Problem to work on: Using the material that follows, identify and copy each line with the string "Nachricht".

Stored data:
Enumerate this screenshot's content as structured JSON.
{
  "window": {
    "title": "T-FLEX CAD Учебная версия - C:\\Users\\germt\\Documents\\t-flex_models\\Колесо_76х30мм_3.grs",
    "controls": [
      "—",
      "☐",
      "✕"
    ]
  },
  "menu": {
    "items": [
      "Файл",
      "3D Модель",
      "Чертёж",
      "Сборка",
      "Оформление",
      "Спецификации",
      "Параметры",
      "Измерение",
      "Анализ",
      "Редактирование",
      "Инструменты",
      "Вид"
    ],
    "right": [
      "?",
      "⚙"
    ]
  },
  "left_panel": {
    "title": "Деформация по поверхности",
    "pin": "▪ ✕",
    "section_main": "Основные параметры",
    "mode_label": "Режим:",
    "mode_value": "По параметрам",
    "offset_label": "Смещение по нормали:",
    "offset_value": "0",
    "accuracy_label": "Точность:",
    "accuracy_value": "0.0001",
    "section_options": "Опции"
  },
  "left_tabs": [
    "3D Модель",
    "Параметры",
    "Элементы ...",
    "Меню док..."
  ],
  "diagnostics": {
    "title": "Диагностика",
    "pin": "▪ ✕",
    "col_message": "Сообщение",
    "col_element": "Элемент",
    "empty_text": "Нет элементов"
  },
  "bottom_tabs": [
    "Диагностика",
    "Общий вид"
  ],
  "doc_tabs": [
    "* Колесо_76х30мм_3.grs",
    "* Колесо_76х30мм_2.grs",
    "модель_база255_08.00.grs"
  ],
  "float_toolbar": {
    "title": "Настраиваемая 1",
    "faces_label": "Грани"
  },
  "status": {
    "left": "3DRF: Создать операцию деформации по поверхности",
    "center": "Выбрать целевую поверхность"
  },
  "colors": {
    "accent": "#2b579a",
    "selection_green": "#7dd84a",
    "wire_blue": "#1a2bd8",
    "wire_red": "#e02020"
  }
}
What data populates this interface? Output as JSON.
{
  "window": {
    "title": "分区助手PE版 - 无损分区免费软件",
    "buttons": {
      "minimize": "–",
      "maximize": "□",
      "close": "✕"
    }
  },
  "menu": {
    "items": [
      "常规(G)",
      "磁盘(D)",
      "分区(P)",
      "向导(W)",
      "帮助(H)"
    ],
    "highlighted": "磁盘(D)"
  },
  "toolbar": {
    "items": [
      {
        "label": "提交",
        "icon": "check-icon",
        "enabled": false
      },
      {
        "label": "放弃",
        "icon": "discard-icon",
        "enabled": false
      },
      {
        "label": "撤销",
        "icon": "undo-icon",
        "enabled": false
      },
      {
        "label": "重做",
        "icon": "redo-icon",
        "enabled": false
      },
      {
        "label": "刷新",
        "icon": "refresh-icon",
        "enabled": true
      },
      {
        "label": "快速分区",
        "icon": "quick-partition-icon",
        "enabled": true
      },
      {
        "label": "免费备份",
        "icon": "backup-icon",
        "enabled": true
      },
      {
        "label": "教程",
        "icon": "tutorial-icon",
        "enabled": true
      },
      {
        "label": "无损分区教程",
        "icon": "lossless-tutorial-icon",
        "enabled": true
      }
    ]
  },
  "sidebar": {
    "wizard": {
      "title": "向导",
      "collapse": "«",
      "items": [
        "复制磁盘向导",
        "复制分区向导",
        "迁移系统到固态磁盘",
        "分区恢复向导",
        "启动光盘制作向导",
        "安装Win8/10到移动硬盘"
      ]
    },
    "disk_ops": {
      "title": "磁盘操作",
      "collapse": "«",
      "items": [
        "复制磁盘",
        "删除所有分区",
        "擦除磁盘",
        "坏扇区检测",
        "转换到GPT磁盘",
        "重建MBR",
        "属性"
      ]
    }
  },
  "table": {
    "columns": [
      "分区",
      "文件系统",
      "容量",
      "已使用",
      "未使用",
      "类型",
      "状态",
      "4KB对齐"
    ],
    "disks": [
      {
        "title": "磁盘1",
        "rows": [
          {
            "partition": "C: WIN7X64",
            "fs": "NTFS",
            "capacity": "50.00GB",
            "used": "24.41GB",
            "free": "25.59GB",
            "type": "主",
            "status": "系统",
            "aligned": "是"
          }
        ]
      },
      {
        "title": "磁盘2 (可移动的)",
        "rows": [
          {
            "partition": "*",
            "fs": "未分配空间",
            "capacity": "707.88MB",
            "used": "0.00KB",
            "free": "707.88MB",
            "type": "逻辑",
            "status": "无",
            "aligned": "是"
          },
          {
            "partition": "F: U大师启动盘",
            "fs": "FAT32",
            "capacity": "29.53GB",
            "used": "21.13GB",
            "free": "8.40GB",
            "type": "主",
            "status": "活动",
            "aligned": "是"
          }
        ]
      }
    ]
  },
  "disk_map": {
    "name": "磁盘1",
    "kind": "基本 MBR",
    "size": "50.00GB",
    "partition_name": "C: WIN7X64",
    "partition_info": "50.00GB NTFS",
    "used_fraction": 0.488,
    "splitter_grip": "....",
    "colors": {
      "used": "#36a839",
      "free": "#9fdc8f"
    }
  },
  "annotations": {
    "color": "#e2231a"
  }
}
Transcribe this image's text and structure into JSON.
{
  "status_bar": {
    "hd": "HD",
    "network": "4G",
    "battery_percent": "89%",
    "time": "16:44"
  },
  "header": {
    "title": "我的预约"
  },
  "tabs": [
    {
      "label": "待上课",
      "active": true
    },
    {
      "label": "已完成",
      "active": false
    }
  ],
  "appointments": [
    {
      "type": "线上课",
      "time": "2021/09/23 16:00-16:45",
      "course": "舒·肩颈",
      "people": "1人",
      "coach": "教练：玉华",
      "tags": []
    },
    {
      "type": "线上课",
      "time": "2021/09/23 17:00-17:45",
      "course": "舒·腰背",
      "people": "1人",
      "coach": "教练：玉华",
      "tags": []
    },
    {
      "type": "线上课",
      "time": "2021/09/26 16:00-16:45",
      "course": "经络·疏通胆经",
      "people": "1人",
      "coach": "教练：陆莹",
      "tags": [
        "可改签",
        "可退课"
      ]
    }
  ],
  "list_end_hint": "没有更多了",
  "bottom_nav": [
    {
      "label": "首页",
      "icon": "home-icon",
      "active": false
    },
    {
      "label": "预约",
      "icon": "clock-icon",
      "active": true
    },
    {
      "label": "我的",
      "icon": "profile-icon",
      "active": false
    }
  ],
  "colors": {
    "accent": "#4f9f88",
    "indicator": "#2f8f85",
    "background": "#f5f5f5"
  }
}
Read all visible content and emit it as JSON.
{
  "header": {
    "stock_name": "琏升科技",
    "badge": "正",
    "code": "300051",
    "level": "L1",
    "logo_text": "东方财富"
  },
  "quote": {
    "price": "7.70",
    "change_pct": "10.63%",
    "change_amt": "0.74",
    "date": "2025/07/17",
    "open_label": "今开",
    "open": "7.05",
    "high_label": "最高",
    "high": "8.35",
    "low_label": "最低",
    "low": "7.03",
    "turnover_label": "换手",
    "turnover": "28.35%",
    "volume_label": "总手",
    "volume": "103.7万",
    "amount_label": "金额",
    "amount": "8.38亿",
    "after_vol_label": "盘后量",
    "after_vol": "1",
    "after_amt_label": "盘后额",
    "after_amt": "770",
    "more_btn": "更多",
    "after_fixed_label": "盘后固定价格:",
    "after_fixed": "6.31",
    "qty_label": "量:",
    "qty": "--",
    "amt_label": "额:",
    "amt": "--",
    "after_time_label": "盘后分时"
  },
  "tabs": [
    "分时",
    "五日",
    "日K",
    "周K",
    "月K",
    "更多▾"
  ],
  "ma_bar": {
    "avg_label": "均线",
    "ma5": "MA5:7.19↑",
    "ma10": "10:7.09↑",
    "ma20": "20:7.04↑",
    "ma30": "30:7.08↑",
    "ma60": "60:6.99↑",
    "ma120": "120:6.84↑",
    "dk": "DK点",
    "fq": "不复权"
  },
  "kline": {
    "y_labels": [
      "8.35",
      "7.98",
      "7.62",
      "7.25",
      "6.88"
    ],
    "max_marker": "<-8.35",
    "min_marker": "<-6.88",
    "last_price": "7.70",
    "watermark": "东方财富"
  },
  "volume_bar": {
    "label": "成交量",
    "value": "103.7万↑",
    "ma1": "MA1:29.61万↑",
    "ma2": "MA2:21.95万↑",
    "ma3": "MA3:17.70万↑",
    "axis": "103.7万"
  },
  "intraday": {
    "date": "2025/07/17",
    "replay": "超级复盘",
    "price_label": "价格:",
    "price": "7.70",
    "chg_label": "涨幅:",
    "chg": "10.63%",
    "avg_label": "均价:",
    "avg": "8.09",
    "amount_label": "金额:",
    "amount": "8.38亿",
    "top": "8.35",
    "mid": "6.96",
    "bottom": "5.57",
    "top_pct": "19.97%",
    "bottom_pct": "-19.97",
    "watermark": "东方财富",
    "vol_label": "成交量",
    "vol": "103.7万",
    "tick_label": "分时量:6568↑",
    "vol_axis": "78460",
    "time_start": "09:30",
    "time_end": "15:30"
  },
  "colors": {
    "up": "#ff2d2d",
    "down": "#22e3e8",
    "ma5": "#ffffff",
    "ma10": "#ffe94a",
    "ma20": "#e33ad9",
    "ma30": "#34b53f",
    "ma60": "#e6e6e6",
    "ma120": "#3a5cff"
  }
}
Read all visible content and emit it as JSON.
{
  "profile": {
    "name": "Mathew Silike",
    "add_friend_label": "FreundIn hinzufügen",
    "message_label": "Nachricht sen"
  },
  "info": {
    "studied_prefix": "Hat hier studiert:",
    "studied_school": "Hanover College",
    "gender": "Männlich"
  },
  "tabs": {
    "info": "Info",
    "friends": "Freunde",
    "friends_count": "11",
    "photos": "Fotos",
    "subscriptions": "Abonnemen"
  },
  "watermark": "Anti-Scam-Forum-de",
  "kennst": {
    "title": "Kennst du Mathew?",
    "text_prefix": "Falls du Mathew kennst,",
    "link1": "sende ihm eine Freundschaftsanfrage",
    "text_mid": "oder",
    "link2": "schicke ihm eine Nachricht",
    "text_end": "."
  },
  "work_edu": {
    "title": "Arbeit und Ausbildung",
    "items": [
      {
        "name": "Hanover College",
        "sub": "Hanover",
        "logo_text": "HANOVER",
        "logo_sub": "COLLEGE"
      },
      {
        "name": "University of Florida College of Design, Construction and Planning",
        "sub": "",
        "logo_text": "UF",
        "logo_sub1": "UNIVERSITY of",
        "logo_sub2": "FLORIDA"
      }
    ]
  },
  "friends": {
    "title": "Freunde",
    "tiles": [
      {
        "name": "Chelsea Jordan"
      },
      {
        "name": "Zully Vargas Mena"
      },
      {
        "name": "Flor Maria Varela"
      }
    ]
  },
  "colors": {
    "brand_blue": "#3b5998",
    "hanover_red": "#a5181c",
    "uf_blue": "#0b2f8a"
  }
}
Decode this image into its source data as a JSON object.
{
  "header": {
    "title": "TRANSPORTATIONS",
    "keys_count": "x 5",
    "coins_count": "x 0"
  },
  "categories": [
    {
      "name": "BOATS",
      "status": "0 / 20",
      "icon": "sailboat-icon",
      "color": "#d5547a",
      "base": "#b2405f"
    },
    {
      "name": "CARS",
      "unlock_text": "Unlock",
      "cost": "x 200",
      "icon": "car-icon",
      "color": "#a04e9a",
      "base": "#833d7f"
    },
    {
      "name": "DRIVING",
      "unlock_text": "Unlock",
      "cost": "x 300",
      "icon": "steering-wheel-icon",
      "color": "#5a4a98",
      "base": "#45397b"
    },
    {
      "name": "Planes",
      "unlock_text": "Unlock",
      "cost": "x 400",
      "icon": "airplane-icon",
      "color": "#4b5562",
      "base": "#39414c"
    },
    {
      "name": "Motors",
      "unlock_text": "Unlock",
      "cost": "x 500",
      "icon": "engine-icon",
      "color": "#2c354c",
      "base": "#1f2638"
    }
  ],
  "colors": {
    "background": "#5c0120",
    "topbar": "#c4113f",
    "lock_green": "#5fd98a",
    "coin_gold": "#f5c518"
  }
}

Worked solution:
    "message_label": "Nachricht sen"
    "link2": "schicke ihm eine Nachricht",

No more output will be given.